"Dear Dryad." She looked up cautiously. He could see that she was trembling.

Had she come before the four of them on his word alone? He was starting to realize that forgetting a name was something that would be harshly judged among her own people. Maybe, even, she was judged for sleeping through the Witch's reign as well as the Battle of Beruna. He remembered her telling him of the many times she had been approached by members of a resistance.

She had, he suddenly realized, told him so very much of her life – good and bad.

What had he done to gain such trust?

He pleaded Aslan to give him the words to say.

"We do not judge you for forgetting how to speak a name after a century of sleep. You have cared ceaselessly for the trees of the Western Wild, nourished them throughout Jadis' enchanted Winter. For this we thank you." Her eyes widened in disbelief, but he held up his hand to prevent any protest, even though none seemed forthcoming. "You have also travelled the whole distance of Narnia, to make us feel welcomed in this country, your home. Your actions tell more of you than a name ever could."

"Be welcome in Cair Paravel," Peter reiterated warmly. "Your presence is a gift to us."

Edmund grinned as Susan, not to be out done, stood and ended the audience by offering the Dryad a tour of the gardens.

Lucy immediately invited herself along, warbling as cheerfully as any song bird.

As those gathered slowly dispersed, Peter and Edmund exited the throne room through a side door. The younger realized, triumphantly, that this would be one more day that he escaped the evil haircut. Susan would be distracted for the rest of the day, at least.

He was so wrapped up in his thoughts that Peter's "nudge" nearly knocked him off his feet.

"What on earth was that for?"

"You." Peter grinned. "That was well said, Ed."

Edmund scowled, pretending that his brother's compliment meant little to him – when it really meant the world. Peter didn't need to know it, though – his ego was Magnificent enough.

Peter just laughed, no doubt seeing straight through the façade.

"Aslan chose well."

Indeed He did, Edmund thought, staring at the golden crown atop Peter's head.


Two weeks passed before she remembered.

It didn't come with a sudden rush of understanding, or flash of inspiration. It came slowly, and, when she finally realized she remembered, it was as if the knowledge had always been there.

She rose from the bench she had been lounging on, listening to the garden.
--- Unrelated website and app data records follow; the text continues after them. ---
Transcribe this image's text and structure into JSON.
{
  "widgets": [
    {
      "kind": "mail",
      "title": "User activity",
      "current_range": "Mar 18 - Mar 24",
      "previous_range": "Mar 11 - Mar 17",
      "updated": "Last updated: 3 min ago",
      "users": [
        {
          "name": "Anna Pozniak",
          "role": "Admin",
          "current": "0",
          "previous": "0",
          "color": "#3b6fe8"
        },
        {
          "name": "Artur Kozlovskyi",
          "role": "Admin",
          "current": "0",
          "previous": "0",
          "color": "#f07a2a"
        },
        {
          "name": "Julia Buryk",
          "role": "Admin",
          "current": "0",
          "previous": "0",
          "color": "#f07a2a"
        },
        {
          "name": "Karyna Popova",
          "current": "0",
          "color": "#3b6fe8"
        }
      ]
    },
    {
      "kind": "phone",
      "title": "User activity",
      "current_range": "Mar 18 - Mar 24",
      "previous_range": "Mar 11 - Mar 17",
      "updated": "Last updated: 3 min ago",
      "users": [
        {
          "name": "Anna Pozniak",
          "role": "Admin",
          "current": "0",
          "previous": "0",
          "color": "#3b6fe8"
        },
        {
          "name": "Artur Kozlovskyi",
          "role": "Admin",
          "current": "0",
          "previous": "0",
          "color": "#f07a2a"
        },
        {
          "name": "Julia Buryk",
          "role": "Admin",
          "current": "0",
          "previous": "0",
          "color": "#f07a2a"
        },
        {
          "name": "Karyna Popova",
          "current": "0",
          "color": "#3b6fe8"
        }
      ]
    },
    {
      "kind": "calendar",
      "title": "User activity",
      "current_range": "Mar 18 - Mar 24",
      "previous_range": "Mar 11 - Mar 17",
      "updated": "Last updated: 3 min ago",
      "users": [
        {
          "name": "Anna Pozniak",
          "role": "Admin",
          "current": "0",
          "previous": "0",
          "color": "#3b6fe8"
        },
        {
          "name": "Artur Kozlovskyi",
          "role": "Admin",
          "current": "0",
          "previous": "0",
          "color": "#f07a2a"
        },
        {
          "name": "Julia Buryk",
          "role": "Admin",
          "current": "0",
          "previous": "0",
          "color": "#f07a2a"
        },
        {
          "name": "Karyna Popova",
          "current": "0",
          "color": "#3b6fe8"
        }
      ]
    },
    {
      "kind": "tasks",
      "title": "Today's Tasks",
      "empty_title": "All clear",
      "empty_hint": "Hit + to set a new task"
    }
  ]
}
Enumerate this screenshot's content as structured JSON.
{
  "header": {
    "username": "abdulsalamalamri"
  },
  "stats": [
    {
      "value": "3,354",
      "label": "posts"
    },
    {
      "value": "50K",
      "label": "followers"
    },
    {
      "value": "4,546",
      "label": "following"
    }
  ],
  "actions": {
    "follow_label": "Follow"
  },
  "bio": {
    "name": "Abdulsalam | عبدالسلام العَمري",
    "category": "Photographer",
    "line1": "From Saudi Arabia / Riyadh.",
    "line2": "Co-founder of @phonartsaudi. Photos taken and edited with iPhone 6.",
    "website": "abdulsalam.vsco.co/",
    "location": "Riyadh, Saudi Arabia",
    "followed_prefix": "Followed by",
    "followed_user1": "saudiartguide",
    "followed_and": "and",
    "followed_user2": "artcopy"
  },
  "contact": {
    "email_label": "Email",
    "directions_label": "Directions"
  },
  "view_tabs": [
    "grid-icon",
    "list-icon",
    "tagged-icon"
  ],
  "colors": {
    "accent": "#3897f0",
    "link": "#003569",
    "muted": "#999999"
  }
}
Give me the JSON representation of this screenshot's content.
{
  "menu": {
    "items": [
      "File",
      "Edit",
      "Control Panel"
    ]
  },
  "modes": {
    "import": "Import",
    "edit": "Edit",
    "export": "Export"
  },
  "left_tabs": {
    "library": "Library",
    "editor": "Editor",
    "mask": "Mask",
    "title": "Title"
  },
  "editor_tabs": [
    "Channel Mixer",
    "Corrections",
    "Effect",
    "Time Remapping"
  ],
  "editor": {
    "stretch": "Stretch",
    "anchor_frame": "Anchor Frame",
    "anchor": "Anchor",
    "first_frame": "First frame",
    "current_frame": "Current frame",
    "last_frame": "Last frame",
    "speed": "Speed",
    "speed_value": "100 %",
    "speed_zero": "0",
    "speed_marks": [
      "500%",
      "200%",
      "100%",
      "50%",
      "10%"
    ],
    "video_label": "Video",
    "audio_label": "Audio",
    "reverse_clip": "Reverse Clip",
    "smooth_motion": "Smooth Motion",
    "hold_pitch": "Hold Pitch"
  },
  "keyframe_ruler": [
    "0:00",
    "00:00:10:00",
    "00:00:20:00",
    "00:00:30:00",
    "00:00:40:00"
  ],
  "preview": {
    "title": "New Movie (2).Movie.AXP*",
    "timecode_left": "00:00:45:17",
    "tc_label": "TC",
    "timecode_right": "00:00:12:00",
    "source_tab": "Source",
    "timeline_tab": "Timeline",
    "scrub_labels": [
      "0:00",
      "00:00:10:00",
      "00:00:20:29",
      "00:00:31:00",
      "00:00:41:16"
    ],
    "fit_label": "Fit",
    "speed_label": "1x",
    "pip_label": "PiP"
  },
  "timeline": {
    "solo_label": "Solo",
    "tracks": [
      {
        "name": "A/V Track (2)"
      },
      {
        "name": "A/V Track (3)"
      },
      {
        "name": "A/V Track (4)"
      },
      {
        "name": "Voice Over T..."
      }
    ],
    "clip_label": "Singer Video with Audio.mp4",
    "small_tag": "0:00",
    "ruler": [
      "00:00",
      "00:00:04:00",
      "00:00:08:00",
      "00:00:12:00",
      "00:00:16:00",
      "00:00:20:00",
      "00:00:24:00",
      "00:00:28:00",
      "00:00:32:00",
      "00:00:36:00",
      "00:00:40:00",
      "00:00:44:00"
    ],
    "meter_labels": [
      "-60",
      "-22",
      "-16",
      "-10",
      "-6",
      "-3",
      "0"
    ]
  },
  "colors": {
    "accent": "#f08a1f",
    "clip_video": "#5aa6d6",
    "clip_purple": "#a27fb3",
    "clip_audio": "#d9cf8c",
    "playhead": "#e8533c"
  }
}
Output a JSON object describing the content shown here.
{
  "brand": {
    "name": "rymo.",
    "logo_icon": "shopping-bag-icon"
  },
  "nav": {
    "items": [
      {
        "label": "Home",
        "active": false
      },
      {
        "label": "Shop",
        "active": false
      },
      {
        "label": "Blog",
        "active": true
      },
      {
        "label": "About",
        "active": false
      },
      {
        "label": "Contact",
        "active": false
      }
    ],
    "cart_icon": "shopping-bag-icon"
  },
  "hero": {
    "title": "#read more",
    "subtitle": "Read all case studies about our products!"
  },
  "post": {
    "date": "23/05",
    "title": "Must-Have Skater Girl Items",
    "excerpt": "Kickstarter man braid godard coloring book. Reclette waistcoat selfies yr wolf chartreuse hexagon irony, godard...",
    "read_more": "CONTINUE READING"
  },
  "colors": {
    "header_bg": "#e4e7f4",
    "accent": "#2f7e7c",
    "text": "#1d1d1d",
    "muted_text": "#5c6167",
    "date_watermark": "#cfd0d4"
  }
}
She would have King Edmund know first. It was through his friendship that she found the strength to remember.

Reaching out, she found Edmund en-route to the stables. King Edmund, alone among the inhabitants of Cair Paravel, permitted her this familiarity.

He had saddled Phillip and was waiting next to the Horse on the path to the forest when she finally caught up. King Edmund arched an eyebrow when he caught sight of her irrepressible smile.

"Well? What is it, then?" She laughed at his eagerness.

"Arianna, Sire."

"Well, then." He coughed and straightened into a more formal posture. "I would welcome you, Arianna, to Cair Paravel." He bent forward slightly, a bow befitting both their stations.

"I thank you, King Edmund, for your kindness." She curtseyed formally.

"Right. That's done." She felt mild shock at his brusque dismissal of the matter. She had finally remembered her name. He turned and mounted Phillip.

She watched him, disbelieving. After all, he had waited patiently, for weeks, for her to remember this. And now…

"Phillip and I are off to the greenwood. Care to join us, Arianna?"

And now, nothing had changed.

Arianna knew, instinctively, that it would be the same with the other three monarchs. She had seen Narnia's monarchs treat all of Aslan's creatures equally, but she hadn't truly understood. These were not children that saw only the surface of something, of someone, but Sons and Daughters brought by Aslan to love Narnia and all who would call it home, whatever manner of Creature they be.

She smiled.

Aslan had chosen well.


A/N: I realize that I have only partly met Sapphire's challenge and am considering writing a sequel to address the back story of the four thrones. I would love to hear any ideas on this. Thanks for reading and please review.